-- Description of the task --
Tally the lines below that include "screenshot" and give only the total.

Element data from apps and pages:
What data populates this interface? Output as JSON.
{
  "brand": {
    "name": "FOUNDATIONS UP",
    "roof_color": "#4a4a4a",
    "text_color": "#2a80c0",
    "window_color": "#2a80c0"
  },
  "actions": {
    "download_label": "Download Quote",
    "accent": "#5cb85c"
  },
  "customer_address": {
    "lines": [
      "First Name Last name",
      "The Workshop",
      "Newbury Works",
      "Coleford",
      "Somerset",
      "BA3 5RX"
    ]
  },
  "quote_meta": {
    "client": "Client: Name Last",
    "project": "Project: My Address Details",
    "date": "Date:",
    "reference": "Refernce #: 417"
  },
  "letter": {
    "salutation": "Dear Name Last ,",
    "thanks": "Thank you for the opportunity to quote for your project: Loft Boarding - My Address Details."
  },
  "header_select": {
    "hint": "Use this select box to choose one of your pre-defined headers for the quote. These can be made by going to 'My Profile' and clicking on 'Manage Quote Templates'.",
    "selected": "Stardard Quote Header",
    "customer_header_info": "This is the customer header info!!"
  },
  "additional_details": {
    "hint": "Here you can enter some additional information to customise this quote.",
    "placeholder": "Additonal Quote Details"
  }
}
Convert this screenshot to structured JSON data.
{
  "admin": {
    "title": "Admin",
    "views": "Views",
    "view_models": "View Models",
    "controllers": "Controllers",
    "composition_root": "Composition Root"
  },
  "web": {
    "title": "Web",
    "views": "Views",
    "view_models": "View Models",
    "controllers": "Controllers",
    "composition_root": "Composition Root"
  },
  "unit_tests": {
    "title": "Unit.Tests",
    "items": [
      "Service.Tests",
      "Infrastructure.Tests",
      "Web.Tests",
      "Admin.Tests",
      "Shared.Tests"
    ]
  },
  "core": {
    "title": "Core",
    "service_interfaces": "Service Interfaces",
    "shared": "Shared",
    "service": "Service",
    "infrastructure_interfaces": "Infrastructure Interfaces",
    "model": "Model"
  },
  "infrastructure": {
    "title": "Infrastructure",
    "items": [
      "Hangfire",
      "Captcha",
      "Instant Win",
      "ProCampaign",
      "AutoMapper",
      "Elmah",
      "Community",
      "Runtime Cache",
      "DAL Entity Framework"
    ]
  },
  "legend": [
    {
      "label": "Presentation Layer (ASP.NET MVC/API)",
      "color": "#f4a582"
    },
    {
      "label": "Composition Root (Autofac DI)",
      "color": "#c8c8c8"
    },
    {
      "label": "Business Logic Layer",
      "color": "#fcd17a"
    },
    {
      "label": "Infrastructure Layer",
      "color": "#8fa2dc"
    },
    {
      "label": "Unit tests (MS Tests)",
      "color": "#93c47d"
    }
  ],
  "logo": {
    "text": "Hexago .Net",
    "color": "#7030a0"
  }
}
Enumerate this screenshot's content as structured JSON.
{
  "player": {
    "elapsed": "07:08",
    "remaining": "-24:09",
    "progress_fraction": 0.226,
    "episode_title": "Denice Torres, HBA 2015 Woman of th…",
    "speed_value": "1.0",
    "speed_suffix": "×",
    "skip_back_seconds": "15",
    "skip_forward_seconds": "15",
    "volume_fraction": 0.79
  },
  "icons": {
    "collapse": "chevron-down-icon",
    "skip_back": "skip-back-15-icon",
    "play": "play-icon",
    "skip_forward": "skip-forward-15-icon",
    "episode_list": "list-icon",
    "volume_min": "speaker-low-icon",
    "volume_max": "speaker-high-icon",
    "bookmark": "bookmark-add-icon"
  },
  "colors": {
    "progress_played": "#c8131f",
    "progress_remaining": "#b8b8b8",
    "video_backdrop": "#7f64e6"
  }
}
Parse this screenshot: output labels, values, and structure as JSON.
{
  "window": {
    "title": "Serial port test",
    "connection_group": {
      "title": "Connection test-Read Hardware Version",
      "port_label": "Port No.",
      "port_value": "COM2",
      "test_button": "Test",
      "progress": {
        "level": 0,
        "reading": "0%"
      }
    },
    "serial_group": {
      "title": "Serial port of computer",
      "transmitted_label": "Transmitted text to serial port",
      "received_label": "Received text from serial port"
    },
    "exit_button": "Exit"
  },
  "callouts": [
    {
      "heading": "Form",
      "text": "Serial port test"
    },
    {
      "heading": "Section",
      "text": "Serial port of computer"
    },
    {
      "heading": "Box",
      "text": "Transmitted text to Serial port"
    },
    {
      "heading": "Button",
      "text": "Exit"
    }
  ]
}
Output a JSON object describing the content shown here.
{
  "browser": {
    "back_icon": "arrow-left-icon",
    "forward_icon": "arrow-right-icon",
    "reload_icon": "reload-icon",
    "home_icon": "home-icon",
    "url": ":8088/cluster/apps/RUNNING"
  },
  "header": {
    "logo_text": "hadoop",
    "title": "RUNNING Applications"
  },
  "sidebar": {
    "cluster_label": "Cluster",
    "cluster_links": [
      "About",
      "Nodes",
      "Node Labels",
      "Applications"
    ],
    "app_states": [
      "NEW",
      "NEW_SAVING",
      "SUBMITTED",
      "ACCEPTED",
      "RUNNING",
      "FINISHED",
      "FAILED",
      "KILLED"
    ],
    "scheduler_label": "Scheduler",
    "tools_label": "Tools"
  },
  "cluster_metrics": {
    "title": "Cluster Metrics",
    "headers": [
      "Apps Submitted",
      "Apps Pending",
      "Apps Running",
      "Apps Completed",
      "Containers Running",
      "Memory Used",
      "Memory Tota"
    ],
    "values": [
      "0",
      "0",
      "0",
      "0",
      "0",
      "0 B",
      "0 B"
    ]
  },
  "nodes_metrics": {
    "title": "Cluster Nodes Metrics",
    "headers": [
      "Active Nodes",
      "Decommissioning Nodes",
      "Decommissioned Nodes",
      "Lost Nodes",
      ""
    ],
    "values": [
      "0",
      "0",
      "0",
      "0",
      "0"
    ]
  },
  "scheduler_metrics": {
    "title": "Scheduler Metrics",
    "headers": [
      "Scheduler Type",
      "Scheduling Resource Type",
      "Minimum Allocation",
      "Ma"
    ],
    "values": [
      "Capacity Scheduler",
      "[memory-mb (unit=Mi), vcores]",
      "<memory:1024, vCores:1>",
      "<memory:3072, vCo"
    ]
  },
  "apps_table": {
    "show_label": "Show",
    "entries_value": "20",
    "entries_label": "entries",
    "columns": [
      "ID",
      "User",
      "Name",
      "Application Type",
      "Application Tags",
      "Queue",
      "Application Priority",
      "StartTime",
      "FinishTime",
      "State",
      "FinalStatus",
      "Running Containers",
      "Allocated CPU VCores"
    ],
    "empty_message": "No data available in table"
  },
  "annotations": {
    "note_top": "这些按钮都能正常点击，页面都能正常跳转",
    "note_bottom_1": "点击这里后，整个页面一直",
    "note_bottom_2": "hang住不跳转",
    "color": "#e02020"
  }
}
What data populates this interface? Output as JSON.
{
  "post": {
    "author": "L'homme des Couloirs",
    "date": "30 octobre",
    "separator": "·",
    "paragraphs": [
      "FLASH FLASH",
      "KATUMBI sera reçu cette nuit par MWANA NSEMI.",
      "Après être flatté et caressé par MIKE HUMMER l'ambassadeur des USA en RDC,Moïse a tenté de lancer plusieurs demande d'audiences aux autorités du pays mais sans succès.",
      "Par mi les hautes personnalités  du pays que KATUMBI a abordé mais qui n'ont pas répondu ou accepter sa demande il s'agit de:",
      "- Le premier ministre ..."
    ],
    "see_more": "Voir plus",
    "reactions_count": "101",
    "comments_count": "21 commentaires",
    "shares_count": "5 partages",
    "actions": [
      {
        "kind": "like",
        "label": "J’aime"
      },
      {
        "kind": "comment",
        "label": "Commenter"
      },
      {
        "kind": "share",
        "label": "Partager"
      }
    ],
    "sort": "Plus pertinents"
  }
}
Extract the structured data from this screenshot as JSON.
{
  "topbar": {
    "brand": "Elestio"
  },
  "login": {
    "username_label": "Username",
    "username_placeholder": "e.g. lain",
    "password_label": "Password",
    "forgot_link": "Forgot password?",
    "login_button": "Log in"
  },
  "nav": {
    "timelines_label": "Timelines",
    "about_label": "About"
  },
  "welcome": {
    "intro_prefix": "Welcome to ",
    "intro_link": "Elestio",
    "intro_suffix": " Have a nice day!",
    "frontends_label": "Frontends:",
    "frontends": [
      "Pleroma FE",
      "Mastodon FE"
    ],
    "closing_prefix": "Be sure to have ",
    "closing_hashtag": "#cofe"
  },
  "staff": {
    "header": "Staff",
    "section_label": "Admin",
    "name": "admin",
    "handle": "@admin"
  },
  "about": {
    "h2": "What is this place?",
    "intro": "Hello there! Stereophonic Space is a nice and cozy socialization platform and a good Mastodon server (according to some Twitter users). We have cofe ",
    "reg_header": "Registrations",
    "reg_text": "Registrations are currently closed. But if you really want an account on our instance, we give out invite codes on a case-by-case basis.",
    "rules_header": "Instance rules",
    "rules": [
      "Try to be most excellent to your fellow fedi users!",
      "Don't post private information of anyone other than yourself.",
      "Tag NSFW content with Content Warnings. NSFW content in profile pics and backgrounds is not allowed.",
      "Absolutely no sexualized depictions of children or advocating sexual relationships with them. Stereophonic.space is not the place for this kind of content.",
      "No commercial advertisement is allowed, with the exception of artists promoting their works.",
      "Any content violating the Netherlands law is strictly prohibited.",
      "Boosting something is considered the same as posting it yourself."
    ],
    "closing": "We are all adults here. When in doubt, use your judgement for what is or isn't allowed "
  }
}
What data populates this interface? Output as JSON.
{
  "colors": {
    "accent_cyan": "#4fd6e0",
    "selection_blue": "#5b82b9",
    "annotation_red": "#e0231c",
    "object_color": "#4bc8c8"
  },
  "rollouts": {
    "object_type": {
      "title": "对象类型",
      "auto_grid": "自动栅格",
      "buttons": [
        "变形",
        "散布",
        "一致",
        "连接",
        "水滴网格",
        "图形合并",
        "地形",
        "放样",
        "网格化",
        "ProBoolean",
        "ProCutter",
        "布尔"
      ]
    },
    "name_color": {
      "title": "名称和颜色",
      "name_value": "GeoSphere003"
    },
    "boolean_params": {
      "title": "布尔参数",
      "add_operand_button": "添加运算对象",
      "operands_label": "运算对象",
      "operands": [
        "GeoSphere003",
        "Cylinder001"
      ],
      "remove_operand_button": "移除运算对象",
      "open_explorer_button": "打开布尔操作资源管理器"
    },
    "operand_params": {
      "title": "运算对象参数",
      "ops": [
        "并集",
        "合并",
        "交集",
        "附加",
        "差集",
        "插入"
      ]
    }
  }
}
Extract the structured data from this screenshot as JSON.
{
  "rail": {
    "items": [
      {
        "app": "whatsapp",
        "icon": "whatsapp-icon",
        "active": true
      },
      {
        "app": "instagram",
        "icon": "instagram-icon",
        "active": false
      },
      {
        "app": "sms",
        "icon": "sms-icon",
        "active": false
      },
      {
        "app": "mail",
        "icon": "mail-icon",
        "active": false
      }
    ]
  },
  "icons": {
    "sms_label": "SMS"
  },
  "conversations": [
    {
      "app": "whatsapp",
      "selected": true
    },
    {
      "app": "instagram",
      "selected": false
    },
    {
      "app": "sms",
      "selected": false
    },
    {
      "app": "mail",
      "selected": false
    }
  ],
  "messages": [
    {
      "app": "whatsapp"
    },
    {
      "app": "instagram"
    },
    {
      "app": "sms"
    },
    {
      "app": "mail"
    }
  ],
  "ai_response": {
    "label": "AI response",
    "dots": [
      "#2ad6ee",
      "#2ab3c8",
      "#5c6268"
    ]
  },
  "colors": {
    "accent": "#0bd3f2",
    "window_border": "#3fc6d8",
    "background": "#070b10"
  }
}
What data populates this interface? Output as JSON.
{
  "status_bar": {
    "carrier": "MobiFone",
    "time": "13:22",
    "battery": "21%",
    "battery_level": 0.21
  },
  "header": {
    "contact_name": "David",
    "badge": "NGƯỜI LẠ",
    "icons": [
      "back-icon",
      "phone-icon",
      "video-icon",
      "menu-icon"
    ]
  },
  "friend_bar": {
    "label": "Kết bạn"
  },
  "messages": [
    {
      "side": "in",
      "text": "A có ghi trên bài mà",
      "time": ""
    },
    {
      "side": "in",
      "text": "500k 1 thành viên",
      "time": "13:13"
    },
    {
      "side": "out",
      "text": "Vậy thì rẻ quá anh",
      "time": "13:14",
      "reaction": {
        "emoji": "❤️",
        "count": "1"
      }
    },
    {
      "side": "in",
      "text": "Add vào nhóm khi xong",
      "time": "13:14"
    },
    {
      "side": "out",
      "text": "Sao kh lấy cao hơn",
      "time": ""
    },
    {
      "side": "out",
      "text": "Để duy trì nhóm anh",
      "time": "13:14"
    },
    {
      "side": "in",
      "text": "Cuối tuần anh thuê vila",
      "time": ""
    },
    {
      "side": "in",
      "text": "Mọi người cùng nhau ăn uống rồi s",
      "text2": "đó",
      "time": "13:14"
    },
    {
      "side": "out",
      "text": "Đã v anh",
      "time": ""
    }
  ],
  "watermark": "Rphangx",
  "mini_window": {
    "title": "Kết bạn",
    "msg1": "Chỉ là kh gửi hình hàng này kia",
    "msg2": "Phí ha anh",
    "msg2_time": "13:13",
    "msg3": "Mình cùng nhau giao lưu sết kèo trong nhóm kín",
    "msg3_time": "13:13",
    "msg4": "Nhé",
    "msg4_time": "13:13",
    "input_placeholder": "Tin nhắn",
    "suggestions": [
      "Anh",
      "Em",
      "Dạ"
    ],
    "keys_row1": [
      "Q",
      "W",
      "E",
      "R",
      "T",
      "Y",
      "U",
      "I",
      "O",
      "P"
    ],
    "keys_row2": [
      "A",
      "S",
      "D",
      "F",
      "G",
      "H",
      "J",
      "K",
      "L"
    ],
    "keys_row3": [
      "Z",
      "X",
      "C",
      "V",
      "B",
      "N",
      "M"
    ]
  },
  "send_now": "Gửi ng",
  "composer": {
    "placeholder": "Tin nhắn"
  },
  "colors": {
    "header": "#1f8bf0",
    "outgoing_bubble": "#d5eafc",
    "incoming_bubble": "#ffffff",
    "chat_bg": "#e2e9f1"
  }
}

-- Solution below --
5